Beyond Elite Law: Access to Justice for Americans of Ordinary Means (Cambridge Univ. Press 2015, Estreicher & Radice, Eds.)
25 Pages Posted: 9 Apr 2015
Date Written: April 6, 2015
This invited chapter considers the effect of alternative attorney payment devices on access to civil justice in U.S. courts. Contingent fee agreements and statutory fee-shifting provisions modify the convention that each party to a civil case pay for its own attorneys based on the amount of attorney time devoted to the matter. A popular line of argument holds that such devices ensure access to justice for litigants who could not otherwise make effective use of the civil justice system. But the devices also have allocational effects, shaping attorneys’ decisions about which clients to represent and which claims to prosecute.
The chapter introduces two models of alternative attorney payment devices -- the "enabling" and "determinant" models -- that emphasize the devices' capacity to enable litigation on the one hand and tendency to shape the universe of litigated cases on the other. It suggests that in a world of constrained supply, the determinant model better captures the role alternative payment devices play in the U.S. legal system. For policymakers, the analysis underscores the importance of a multifaceted approach to access to civil justice.

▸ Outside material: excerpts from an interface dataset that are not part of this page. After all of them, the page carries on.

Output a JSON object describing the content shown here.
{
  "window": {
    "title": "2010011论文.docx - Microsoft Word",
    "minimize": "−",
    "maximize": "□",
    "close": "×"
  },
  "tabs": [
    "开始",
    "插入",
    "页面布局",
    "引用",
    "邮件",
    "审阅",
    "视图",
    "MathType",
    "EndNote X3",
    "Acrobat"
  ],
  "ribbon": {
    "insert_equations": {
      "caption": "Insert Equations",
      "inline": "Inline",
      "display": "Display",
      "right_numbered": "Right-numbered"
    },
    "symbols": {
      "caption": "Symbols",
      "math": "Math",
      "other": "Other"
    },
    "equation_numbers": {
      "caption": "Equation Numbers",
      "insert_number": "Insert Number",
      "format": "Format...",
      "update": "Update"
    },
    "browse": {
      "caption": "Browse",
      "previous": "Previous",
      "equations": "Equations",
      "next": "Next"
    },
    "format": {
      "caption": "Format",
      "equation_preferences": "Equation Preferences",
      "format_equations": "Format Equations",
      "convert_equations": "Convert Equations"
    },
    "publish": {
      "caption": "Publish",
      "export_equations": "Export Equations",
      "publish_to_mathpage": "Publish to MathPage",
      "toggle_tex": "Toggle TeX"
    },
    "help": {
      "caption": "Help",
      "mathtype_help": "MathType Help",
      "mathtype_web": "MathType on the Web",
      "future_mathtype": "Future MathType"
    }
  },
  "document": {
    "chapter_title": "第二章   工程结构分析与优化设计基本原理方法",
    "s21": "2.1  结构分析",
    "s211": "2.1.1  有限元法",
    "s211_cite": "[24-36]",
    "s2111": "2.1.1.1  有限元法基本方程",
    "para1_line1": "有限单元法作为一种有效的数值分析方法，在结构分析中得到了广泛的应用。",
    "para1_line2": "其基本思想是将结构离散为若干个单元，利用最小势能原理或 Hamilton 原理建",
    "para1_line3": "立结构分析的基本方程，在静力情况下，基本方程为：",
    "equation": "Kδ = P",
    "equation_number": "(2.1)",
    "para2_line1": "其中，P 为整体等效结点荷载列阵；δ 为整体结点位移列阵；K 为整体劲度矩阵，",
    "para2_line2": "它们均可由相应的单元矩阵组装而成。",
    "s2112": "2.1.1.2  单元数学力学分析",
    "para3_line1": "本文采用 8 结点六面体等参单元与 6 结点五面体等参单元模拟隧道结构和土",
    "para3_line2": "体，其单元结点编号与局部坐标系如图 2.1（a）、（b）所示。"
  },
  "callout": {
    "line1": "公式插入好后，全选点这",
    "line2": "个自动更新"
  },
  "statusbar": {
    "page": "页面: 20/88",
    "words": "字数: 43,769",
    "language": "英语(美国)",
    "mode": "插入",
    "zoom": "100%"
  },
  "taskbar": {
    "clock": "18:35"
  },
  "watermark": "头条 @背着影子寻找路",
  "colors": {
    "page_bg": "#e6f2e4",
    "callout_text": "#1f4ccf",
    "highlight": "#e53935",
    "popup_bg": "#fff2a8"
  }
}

If alternative payment devices are justice-allocating as much as they are justice-enabling, other regulatory interventions are needed to ensure that the civil justice system is accessible to Americans of ordinary means.
Keywords: access to justice, attorneys fees, contingent fees, fee-shifting
JEL Classification: K00, K40, K41
Suggested Citation: Suggested Citation